Yes and the move from Spain to Belgium was already pretty big, but with a two hour flight any of us could be home. If we go to the States then this is another level, and everything gets complicated for travelling or even communicating with home and my grandparents and family there. We know it will be a big thing for the family.
What about the path with KTM? Having that deal seems to be the easiest route to a good ride in the U.S. as you simply transfer from one factory team to another. Apart from Husqvarna it is a channel that hardly any other manufacturer has.
That's right and we knew it would be the best and our preferred choice to go there with KTM. I am with the factory for four years now already and I’m really happy. I just hope that one day they can take me there.
You went to the States last winter to try the tracks and train. Were KTM management always open to that move or did it take some convincing?
They were open to it because for me it was the first time to really ride the practice tracks and see some of the AMA Supercross events. So I took the opportunity and also the chance to watch the races in the stadiums and then train in supercross. It was an unforgettable experience and something that had to happen. Now we now know pretty much how it is and what we have to do, and even the atmosphere. It was strange not really seeing people out in the streets—just cars!
So you sampled how it would be to live in California—especially compared to Europe…
Totally. They call Lommel a “city” but really it's a town and there are a lot of people around and everything is close by. In the States it is that much bigger that it means you do need a car to do almost everything. It’s pretty different. It took me most of the month but I got used to it and in the end I quite liked it.
According to reports you were going pretty well on the Troy Lee 250SX-F. Was it quite a switch to get in the supercross groove?
Yeah, in the beginning! I would say after one month I was getting better and faster. I needed that month of riding to adapt. In the first days—especially with the effects of jet lag—I was terrible. It was a big change.
Your head must be dealing with a lot of information: being fast in Europe in EMX250 and now touching MX2, thinking about supercross and the next month but then also your schooling.
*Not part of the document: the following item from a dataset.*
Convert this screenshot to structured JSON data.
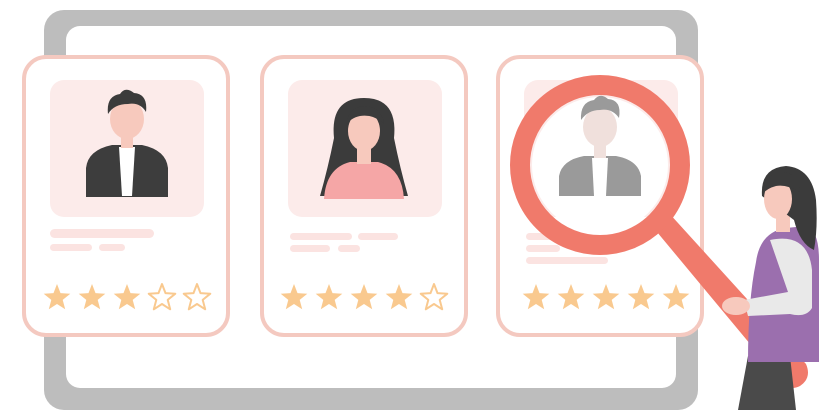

That’s quite a lot to deal with.
Yes, it feels that way! Next year we have the plan to do the World Championship and I think it will be difficult to combine the studies when we are going to places like Qatar, Thailand, Indonesia. It will mean missing quite a bit of school and I think it will be tricky to be 100 percent for the schoolwork and also 100 percent for the bike [training]. We’ll give it our best shot.
Is the plan just one year of Grand Prix? Even if you are champion or come close?
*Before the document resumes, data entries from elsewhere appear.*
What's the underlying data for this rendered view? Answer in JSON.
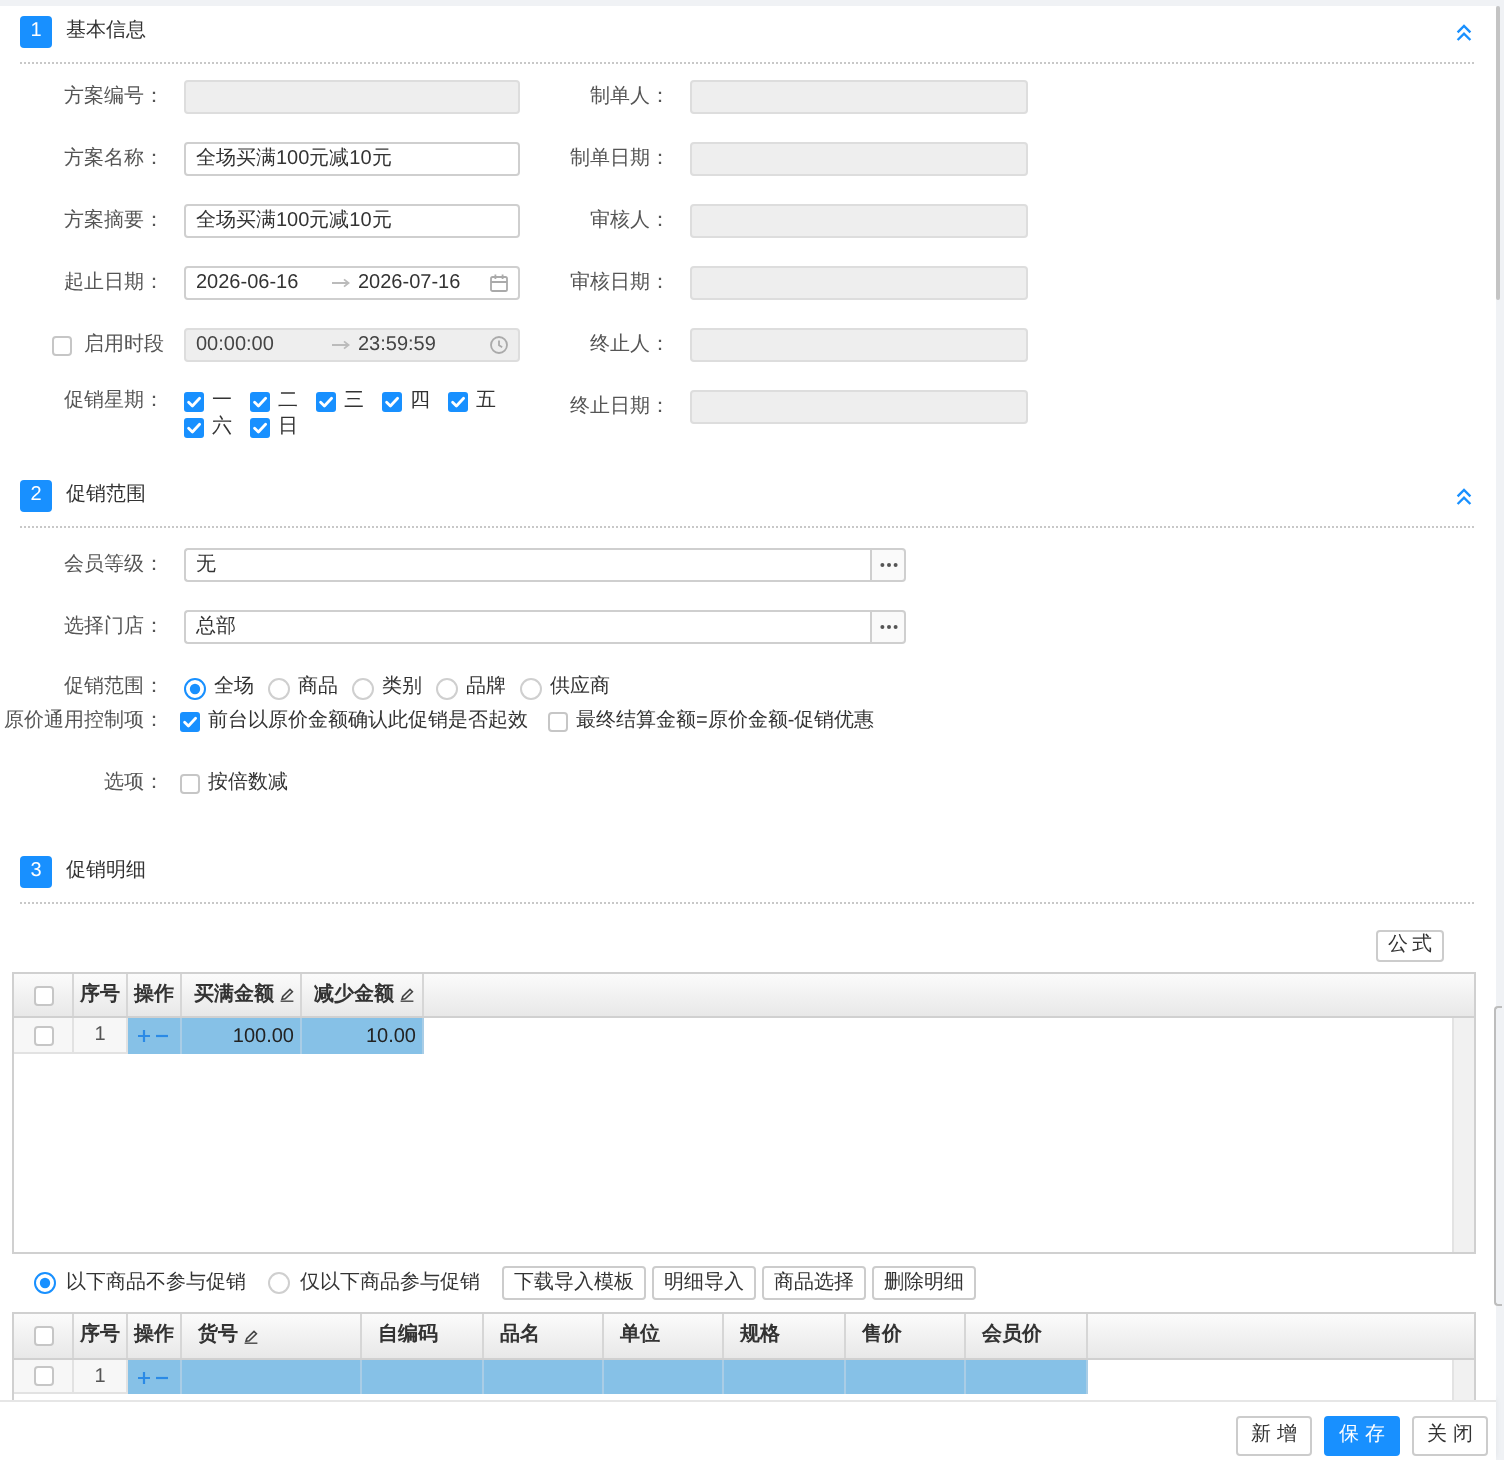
{
  "basic_info": {
    "number": "1",
    "title": "基本信息",
    "expanded": true,
    "left_fields": [
      {
        "kind": "text",
        "label": "方案编号：",
        "disabled": true
      },
      {
        "kind": "text",
        "label": "方案名称：",
        "value": "全场买满100元减10元",
        "disabled": false
      },
      {
        "kind": "text",
        "label": "方案摘要：",
        "value": "全场买满100元减10元",
        "disabled": false
      },
      {
        "kind": "date_range",
        "label": "起止日期：",
        "start": "2026-06-16",
        "end": "2026-07-16",
        "disabled": false
      },
      {
        "kind": "time_range",
        "label": "启用时段",
        "checked": false,
        "start": "00:00:00",
        "end": "23:59:59",
        "disabled": true
      },
      {
        "kind": "weekdays",
        "label": "促销星期：",
        "days": [
          {
            "label": "一",
            "checked": true
          },
          {
            "label": "二",
            "checked": true
          },
          {
            "label": "三",
            "checked": true
          },
          {
            "label": "四",
            "checked": true
          },
          {
            "label": "五",
            "checked": true
          },
          {
            "label": "六",
            "checked": true
          },
          {
            "label": "日",
            "checked": true
          }
        ]
      }
    ],
    "right_fields": [
      {
        "kind": "text",
        "label": "制单人：",
        "disabled": true
      },
      {
        "kind": "text",
        "label": "制单日期：",
        "disabled": true
      },
      {
        "kind": "text",
        "label": "审核人：",
        "disabled": true
      },
      {
        "kind": "text",
        "label": "审核日期：",
        "disabled": true
      },
      {
        "kind": "text",
        "label": "终止人：",
        "disabled": true
      },
      {
        "kind": "text",
        "label": "终止日期：",
        "disabled": true
      }
    ]
  },
  "scope": {
    "number": "2",
    "title": "促销范围",
    "expanded": true,
    "fields": [
      {
        "kind": "picker",
        "label": "会员等级：",
        "value": "无"
      },
      {
        "kind": "picker",
        "label": "选择门店：",
        "value": "总部"
      },
      {
        "kind": "radio",
        "label": "促销范围：",
        "options": [
          {
            "label": "全场",
            "selected": true
          },
          {
            "label": "商品",
            "selected": false
          },
          {
            "label": "类别",
            "selected": false
          },
          {
            "label": "品牌",
            "selected": false
          },
          {
            "label": "供应商",
            "selected": false
          }
        ]
      },
      {
        "kind": "checkboxes",
        "label": "原价通用控制项：",
        "options": [
          {
            "label": "前台以原价金额确认此促销是否起效",
            "checked": true
          },
          {
            "label": "最终结算金额=原价金额-促销优惠",
            "checked": false
          }
        ]
      },
      {
        "kind": "checkboxes",
        "label": "选项：",
        "options": [
          {
            "label": "按倍数减",
            "checked": false
          }
        ]
      }
    ]
  },
  "details": {
    "number": "3",
    "title": "促销明细",
    "formula_button": "公式",
    "rule_table": {
      "columns": [
        {
          "kind": "select",
          "checked": false
        },
        {
          "kind": "index",
          "label": "序号"
        },
        {
          "kind": "action",
          "label": "操作"
        },
        {
          "kind": "data",
          "label": "买满金额",
          "editable": true
        },
        {
          "kind": "data",
          "label": "减少金额",
          "editable": true
        }
      ],
      "rows": [
        {
          "checked": false,
          "number": "1",
          "selected": true,
          "values": [
            "100.00",
            "10.00"
          ]
        }
      ]
    },
    "product_scope": {
      "options": [
        {
          "label": "以下商品不参与促销",
          "selected": true
        },
        {
          "label": "仅以下商品参与促销",
          "selected": false
        }
      ],
      "buttons": [
        "下载导入模板",
        "明细导入",
        "商品选择",
        "删除明细"
      ]
    },
    "product_table": {
      "columns": [
        {
          "kind": "select",
          "checked": false
        },
        {
          "kind": "index",
          "label": "序号"
        },
        {
          "kind": "action",
          "label": "操作"
        },
        {
          "kind": "data",
          "label": "货号",
          "editable": true
        },
        {
          "kind": "data",
          "label": "自编码",
          "editable": false
        },
        {
          "kind": "data",
          "label": "品名",
          "editable": false
        },
        {
          "kind": "data",
          "label": "单位",
          "editable": false
        },
        {
          "kind": "data",
          "label": "规格",
          "editable": false
        },
        {
          "kind": "data",
          "label": "售价",
          "editable": false
        },
        {
          "kind": "data",
          "label": "会员价",
          "editable": false
        }
      ],
      "rows": [
        {
          "checked": false,
          "number": "1",
          "selected": true
        }
      ]
    }
  },
  "footer": {
    "buttons": [
      {
        "label": "新增",
        "kind": "default"
      },
      {
        "label": "保存",
        "kind": "primary"
      },
      {
        "label": "关闭",
        "kind": "default"
      }
    ]
  }
}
No, it is not fixed. If I win it next year [big smile] then I might like to stay and do another MX2 year or it might feel like the right time to move.
Is there an idea to sample the Monster Energy Cup or Red Bull Straight rhythm next year?
Honestly no because it will require time to get ready and prepared for those events. 2017 will be about Grand Prix and getting in the best possible shape for that series.
Do you see much difference in the culture when it comes to teams?
Yes. It is hard to explain, but it is different. It feels like the mechanics are younger and—with my experience with Troy Lee—it feels like everyone is a lot closer. Here you have the race and practice mechanics. I’m in Lommel and a big part of the team is in Austria. There you are all near a town and a central workshop and it feels closer.
We’ve talked about this before but can you imagine how any success will impact Spanish motocross and off-road? It will be a big thing to be the “first” to do anything.
[Laughs] No Spaniard has won there so I think it will be a big thing back home.
There also hasn't been a Spanish World Champion.
This is also true and will be another boom, but I think people of my age and younger are very aware of the U.S. and what is going on. I think the World Championship would be a massive thing but I think also winning over there—from what I see and feel on social media—would be massive and Spain needs to grow its motocross.